* PROBLEM TO SOLVE
Please set down every line of the records below exactly, without the pictures.

* RECORDS SUPPLIED
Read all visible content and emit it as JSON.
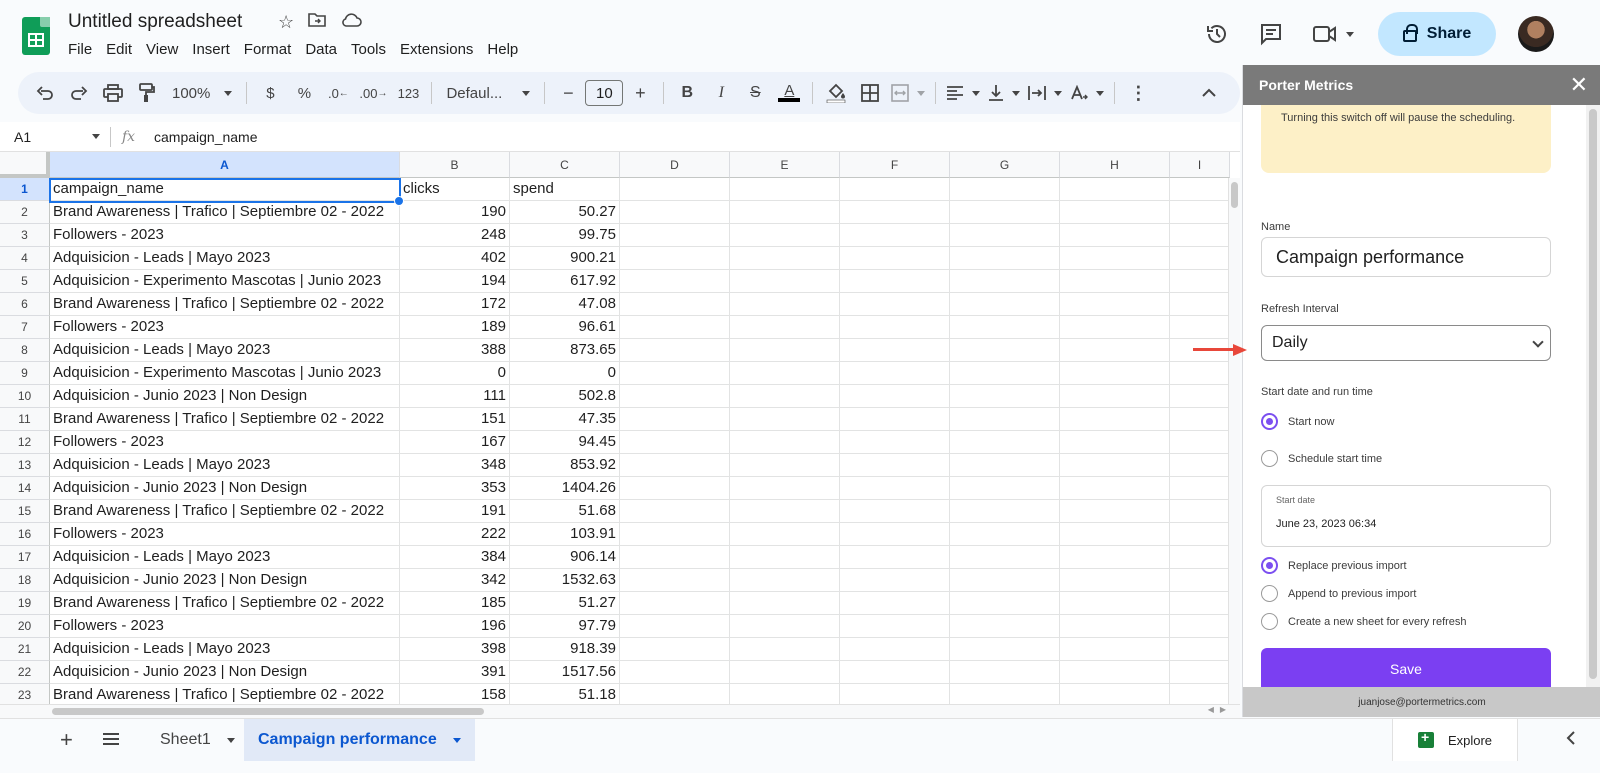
{
  "app": {
    "title": "Untitled spreadsheet",
    "menu": [
      "File",
      "Edit",
      "View",
      "Insert",
      "Format",
      "Data",
      "Tools",
      "Extensions",
      "Help"
    ],
    "share_label": "Share"
  },
  "toolbar": {
    "zoom": "100%",
    "currency": "$",
    "percent": "%",
    "dec_decrease": ".0",
    "dec_increase": ".00",
    "more_formats": "123",
    "font": "Defaul...",
    "font_size": "10",
    "minus": "−",
    "plus": "+",
    "bold": "B",
    "italic": "I",
    "strike": "S",
    "textcolor": "A",
    "more": "⋮"
  },
  "formula_bar": {
    "cell_ref": "A1",
    "fx": "fx",
    "content": "campaign_name"
  },
  "sheet": {
    "columns": [
      "A",
      "B",
      "C",
      "D",
      "E",
      "F",
      "G",
      "H",
      "I"
    ],
    "row_numbers": [
      "1",
      "2",
      "3",
      "4",
      "5",
      "6",
      "7",
      "8",
      "9",
      "10",
      "11",
      "12",
      "13",
      "14",
      "15",
      "16",
      "17",
      "18",
      "19",
      "20",
      "21",
      "22",
      "23"
    ],
    "rows": [
      [
        "campaign_name",
        "clicks",
        "spend"
      ],
      [
        "Brand Awareness | Trafico | Septiembre 02 - 2022",
        "190",
        "50.27"
      ],
      [
        "Followers - 2023",
        "248",
        "99.75"
      ],
      [
        "Adquisicion - Leads | Mayo 2023",
        "402",
        "900.21"
      ],
      [
        "Adquisicion - Experimento Mascotas | Junio 2023",
        "194",
        "617.92"
      ],
      [
        "Brand Awareness | Trafico | Septiembre 02 - 2022",
        "172",
        "47.08"
      ],
      [
        "Followers - 2023",
        "189",
        "96.61"
      ],
      [
        "Adquisicion - Leads | Mayo 2023",
        "388",
        "873.65"
      ],
      [
        "Adquisicion - Experimento Mascotas | Junio 2023",
        "0",
        "0"
      ],
      [
        "Adquisicion - Junio 2023 | Non Design",
        "111",
        "502.8"
      ],
      [
        "Brand Awareness | Trafico | Septiembre 02 - 2022",
        "151",
        "47.35"
      ],
      [
        "Followers - 2023",
        "167",
        "94.45"
      ],
      [
        "Adquisicion - Leads | Mayo 2023",
        "348",
        "853.92"
      ],
      [
        "Adquisicion - Junio 2023 | Non Design",
        "353",
        "1404.26"
      ],
      [
        "Brand Awareness | Trafico | Septiembre 02 - 2022",
        "191",
        "51.68"
      ],
      [
        "Followers - 2023",
        "222",
        "103.91"
      ],
      [
        "Adquisicion - Leads | Mayo 2023",
        "384",
        "906.14"
      ],
      [
        "Adquisicion - Junio 2023 | Non Design",
        "342",
        "1532.63"
      ],
      [
        "Brand Awareness | Trafico | Septiembre 02 - 2022",
        "185",
        "51.27"
      ],
      [
        "Followers - 2023",
        "196",
        "97.79"
      ],
      [
        "Adquisicion - Leads | Mayo 2023",
        "398",
        "918.39"
      ],
      [
        "Adquisicion - Junio 2023 | Non Design",
        "391",
        "1517.56"
      ],
      [
        "Brand Awareness | Trafico | Septiembre 02 - 2022",
        "158",
        "51.18"
      ]
    ]
  },
  "tabs": {
    "sheets": [
      "Sheet1",
      "Campaign performance"
    ],
    "active": "Campaign performance",
    "explore_label": "Explore"
  },
  "panel": {
    "title": "Porter Metrics",
    "notice": "Turning this switch off will pause the scheduling.",
    "name_label": "Name",
    "name_value": "Campaign performance",
    "refresh_label": "Refresh Interval",
    "refresh_value": "Daily",
    "start_label": "Start date and run time",
    "start_options": [
      "Start now",
      "Schedule start time"
    ],
    "start_selected": "Start now",
    "date_label": "Start date",
    "date_value": "June 23, 2023 06:34",
    "import_options": [
      "Replace previous import",
      "Append to previous import",
      "Create a new sheet for every refresh"
    ],
    "import_selected": "Replace previous import",
    "save_label": "Save",
    "footer_email": "juanjose@portermetrics.com"
  },
  "colors": {
    "accent_purple": "#7b3ff2",
    "share_bg": "#c2e7ff",
    "selection_blue": "#1a73e8",
    "notice_bg": "#fdf0c7",
    "arrow_red": "#e8473a"
  }
}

* RESPONSE
Read all visible content and emit it as JSON.
{
  "app": {
    "title": "Untitled spreadsheet",
    "menu": [
      "File",
      "Edit",
      "View",
      "Insert",
      "Format",
      "Data",
      "Tools",
      "Extensions",
      "Help"
    ],
    "share_label": "Share"
  },
  "toolbar": {
    "zoom": "100%",
    "currency": "$",
    "percent": "%",
    "dec_decrease": ".0",
    "dec_increase": ".00",
    "more_formats": "123",
    "font": "Defaul...",
    "font_size": "10",
    "minus": "−",
    "plus": "+",
    "bold": "B",
    "italic": "I",
    "strike": "S",
    "textcolor": "A",
    "more": "⋮"
  },
  "formula_bar": {
    "cell_ref": "A1",
    "fx": "fx",
    "content": "campaign_name"
  },
  "sheet": {
    "columns": [
      "A",
      "B",
      "C",
      "D",
      "E",
      "F",
      "G",
      "H",
      "I"
    ],
    "row_numbers": [
      "1",
      "2",
      "3",
      "4",
      "5",
      "6",
      "7",
      "8",
      "9",
      "10",
      "11",
      "12",
      "13",
      "14",
      "15",
      "16",
      "17",
      "18",
      "19",
      "20",
      "21",
      "22",
      "23"
    ],
    "rows": [
      [
        "campaign_name",
        "clicks",
        "spend"
      ],
      [
        "Brand Awareness | Trafico | Septiembre 02 - 2022",
        "190",
        "50.27"
      ],
      [
        "Followers - 2023",
        "248",
        "99.75"
      ],
      [
        "Adquisicion - Leads | Mayo 2023",
        "402",
        "900.21"
      ],
      [
        "Adquisicion - Experimento Mascotas | Junio 2023",
        "194",
        "617.92"
      ],
      [
        "Brand Awareness | Trafico | Septiembre 02 - 2022",
        "172",
        "47.08"
      ],
      [
        "Followers - 2023",
        "189",
        "96.61"
      ],
      [
        "Adquisicion - Leads | Mayo 2023",
        "388",
        "873.65"
      ],
      [
        "Adquisicion - Experimento Mascotas | Junio 2023",
        "0",
        "0"
      ],
      [
        "Adquisicion - Junio 2023 | Non Design",
        "111",
        "502.8"
      ],
      [
        "Brand Awareness | Trafico | Septiembre 02 - 2022",
        "151",
        "47.35"
      ],
      [
        "Followers - 2023",
        "167",
        "94.45"
      ],
      [
        "Adquisicion - Leads | Mayo 2023",
        "348",
        "853.92"
      ],
      [
        "Adquisicion - Junio 2023 | Non Design",
        "353",
        "1404.26"
      ],
      [
        "Brand Awareness | Trafico | Septiembre 02 - 2022",
        "191",
        "51.68"
      ],
      [
        "Followers - 2023",
        "222",
        "103.91"
      ],
      [
        "Adquisicion - Leads | Mayo 2023",
        "384",
        "906.14"
      ],
      [
        "Adquisicion - Junio 2023 | Non Design",
        "342",
        "1532.63"
      ],
      [
        "Brand Awareness | Trafico | Septiembre 02 - 2022",
        "185",
        "51.27"
      ],
      [
        "Followers - 2023",
        "196",
        "97.79"
      ],
      [
        "Adquisicion - Leads | Mayo 2023",
        "398",
        "918.39"
      ],
      [
        "Adquisicion - Junio 2023 | Non Design",
        "391",
        "1517.56"
      ],
      [
        "Brand Awareness | Trafico | Septiembre 02 - 2022",
        "158",
        "51.18"
      ]
    ]
  },
  "tabs": {
    "sheets": [
      "Sheet1",
      "Campaign performance"
    ],
    "active": "Campaign performance",
    "explore_label": "Explore"
  },
  "panel": {
    "title": "Porter Metrics",
    "notice": "Turning this switch off will pause the scheduling.",
    "name_label": "Name",
    "name_value": "Campaign performance",
    "refresh_label": "Refresh Interval",
    "refresh_value": "Daily",
    "start_label": "Start date and run time",
    "start_options": [
      "Start now",
      "Schedule start time"
    ],
    "start_selected": "Start now",
    "date_label": "Start date",
    "date_value": "June 23, 2023 06:34",
    "import_options": [
      "Replace previous import",
      "Append to previous import",
      "Create a new sheet for every refresh"
    ],
    "import_selected": "Replace previous import",
    "save_label": "Save",
    "footer_email": "juanjose@portermetrics.com"
  },
  "colors": {
    "accent_purple": "#7b3ff2",
    "share_bg": "#c2e7ff",
    "selection_blue": "#1a73e8",
    "notice_bg": "#fdf0c7",
    "arrow_red": "#e8473a"
  }
}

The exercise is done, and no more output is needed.